Despite the potential attractions of an all-inclusive holiday on the high seas, in my experience few things provoke a more impassioned response than the subject of taking a cruise. It would appear people either love or hate the idea of a cruise – it’s extraordinary how polarised opinions are. Yet according to the industry’s trade body, the ‘Cruise Lines International Association’, each year at least 22 million guests enjoy a cruise. That’s a lot of people, and what’s more it represents an extraordinary and continued growth in this international travel sector. More of us Europeans are cruising too, guests are travelling younger, and the ships are getting more sophisticated, and in many cases, a lot bigger too.
Take the Norwegian Epic, one of 14 vessels within the Norwegian Cruise Line fleet. It is, as its name implies, extravagant in every way. The ship, which is now making Spain its home, sailing the Mediterranean and down to the Canaries, can host some 4,100 guests and 1,700 crew. Extraordinary statistics, and there at first may lie some people’s objections. The thought of sharing a holiday with thousands of other people may not be everyone’s idea of plain sailing.
However, few times did I feel that the Epic was crowded; I know that must sound odd, but it’s true. Firstly check-in was quicker than for a flight – with tens of desks open, staffed with efficient agents. Then once onboard most people congregated on the sun decks and at the Aqua Park with its pools, hot tubs and multi-storey waterslides, or in the casino and the main Atrium. Most of the restaurants, bars and public decks (15 out of a total of 19) were relatively uncrowded and felt much like any other resort hotel.
Come dine with me
The other objection I sometimes hear (and it certainly was one of my biggest concerns) is the notion of shared dining – the obligation to eat with strangers for the whole week. But after a week sailing aboard the Epic, I really got to like the concept of ‘Freestyle Cruising’. Pioneered by NCL, it offers the opportunity to eat whenever you want and with whoever you want – just as you might in any other resort on land. For example the Norwegian Epic has twenty eateries, from upscale refined restaurants, informal brasseries to fast-food cafeterias.
It’s also probably one of things that makes cruises increasingly popular with guests; the all-inclusive nature of the holiday that makes budgeting easier. When travelling with friends and family there’s never any talk about who’s going to pick up the tab – just choose your restaurant and preferred dining time. It was great to see grandparents, parents and grandchildren all sharing a holiday together – there was plenty of laughter on the cruise ship. People weren’t taking travel too seriously, they were just enjoying their free time together.
Of course with the high-end, super-luxury small ship cruises intimate dining is nothing really new, but for a large ship, it’s pretty revolutionary and probably explains why my fellow guests were such a varied and easy-going crowd, attracted by the ‘no-rules’ kind of cruise offered aboard the Epic.

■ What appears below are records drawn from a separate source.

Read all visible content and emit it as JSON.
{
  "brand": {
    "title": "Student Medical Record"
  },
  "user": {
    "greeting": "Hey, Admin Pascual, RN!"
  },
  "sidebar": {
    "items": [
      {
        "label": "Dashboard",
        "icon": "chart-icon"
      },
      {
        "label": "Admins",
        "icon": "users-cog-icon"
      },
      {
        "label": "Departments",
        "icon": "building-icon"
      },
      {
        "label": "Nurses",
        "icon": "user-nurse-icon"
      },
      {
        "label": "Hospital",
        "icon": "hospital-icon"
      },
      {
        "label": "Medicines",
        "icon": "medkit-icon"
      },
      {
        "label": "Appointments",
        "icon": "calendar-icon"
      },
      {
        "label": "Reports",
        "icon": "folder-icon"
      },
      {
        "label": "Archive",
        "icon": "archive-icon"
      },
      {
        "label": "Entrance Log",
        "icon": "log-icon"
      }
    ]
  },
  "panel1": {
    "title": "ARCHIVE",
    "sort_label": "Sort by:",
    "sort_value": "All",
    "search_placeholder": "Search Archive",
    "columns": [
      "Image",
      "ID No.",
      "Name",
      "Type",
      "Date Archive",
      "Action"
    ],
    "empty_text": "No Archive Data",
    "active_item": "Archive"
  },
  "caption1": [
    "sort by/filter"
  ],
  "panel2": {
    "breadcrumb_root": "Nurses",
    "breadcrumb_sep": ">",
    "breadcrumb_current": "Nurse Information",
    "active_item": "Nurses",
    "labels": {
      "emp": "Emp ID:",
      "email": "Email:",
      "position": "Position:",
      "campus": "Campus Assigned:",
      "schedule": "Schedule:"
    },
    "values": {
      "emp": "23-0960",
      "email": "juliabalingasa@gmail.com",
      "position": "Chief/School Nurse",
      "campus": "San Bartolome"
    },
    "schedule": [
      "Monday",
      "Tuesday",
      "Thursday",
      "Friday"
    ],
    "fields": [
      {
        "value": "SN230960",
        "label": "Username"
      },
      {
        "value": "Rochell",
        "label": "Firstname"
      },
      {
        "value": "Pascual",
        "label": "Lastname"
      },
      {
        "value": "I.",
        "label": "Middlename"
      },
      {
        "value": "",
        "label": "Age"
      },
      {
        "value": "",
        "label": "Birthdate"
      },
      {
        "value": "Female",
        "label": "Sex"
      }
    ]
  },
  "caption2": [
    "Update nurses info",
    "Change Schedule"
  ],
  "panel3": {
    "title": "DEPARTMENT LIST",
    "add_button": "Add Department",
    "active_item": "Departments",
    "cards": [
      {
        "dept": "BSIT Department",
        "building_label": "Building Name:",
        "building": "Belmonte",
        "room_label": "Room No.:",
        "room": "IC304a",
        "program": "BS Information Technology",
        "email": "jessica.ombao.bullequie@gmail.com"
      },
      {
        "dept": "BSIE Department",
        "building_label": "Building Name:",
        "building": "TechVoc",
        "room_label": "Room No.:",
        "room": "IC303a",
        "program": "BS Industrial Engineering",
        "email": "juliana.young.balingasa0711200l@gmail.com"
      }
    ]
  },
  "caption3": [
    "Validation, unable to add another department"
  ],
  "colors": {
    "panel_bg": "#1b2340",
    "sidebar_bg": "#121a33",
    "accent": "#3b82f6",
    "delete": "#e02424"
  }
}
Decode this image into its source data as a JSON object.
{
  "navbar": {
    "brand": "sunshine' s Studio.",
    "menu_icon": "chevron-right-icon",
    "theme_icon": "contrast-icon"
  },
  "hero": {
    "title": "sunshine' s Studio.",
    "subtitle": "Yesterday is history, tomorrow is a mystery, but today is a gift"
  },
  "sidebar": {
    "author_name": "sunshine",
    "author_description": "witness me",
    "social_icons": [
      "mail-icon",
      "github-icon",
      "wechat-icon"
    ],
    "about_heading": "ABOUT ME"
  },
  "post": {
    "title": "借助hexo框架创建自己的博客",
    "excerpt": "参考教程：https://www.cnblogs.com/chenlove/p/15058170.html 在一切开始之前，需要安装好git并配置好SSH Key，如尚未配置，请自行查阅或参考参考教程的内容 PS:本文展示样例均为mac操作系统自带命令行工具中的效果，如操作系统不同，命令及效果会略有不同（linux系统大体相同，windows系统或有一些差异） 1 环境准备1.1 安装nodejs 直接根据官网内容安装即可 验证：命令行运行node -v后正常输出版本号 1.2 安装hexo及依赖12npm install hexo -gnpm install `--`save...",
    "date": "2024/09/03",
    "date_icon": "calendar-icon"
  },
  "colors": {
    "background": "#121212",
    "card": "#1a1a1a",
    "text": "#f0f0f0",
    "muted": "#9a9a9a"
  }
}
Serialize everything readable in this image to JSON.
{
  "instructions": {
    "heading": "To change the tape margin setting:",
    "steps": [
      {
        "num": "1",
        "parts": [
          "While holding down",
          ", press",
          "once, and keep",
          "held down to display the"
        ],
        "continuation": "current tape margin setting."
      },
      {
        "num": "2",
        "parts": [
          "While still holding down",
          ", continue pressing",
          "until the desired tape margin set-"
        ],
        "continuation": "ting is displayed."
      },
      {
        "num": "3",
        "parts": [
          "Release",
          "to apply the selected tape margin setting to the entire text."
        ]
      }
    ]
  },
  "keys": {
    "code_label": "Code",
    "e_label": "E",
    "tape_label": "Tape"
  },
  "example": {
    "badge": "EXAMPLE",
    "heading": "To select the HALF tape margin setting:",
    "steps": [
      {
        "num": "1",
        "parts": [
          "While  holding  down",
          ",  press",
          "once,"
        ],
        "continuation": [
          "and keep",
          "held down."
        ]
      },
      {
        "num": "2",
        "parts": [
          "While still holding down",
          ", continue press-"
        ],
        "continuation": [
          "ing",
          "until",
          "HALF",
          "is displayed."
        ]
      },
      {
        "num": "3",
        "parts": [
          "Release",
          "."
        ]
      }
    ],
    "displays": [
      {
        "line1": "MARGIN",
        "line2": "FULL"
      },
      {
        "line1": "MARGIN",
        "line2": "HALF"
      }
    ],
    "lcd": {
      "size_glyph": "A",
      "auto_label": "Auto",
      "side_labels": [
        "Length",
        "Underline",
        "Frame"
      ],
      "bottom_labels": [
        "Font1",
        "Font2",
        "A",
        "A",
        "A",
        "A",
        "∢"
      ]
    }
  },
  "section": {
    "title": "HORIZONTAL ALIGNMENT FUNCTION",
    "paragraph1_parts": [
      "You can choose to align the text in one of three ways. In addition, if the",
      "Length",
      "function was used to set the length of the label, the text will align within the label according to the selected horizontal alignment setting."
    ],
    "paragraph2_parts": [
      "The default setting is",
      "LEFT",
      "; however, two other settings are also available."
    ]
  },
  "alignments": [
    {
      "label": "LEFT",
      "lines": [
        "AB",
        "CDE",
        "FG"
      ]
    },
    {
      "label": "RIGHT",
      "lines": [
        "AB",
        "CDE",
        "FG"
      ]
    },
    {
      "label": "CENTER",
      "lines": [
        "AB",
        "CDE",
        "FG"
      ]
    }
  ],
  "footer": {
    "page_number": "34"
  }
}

Passengers were of all ages, and there were plenty of families as well as couples (straight and gay) onboard as well as multi-generational families travelling together. Also the Epic seemed to attract plenty of solo travellers too. The ship’s ‘Studios’ are on-trend designed cabins exclusively for single travellers, with access to ‘The Living Room’, a private bar lounge where those travelling alone can meet others. Overall, onboard I found the atmosphere was friendly, fun and informal.
However I have to admit that I am an independent traveller at heart, and really a cruise holiday can only ever offer you mere morsels of a destination, rarely a satisfying feast – there just isn’t the time to savour each place. But really, is that a problem when you are having so much fun on the high seas?source surinenglish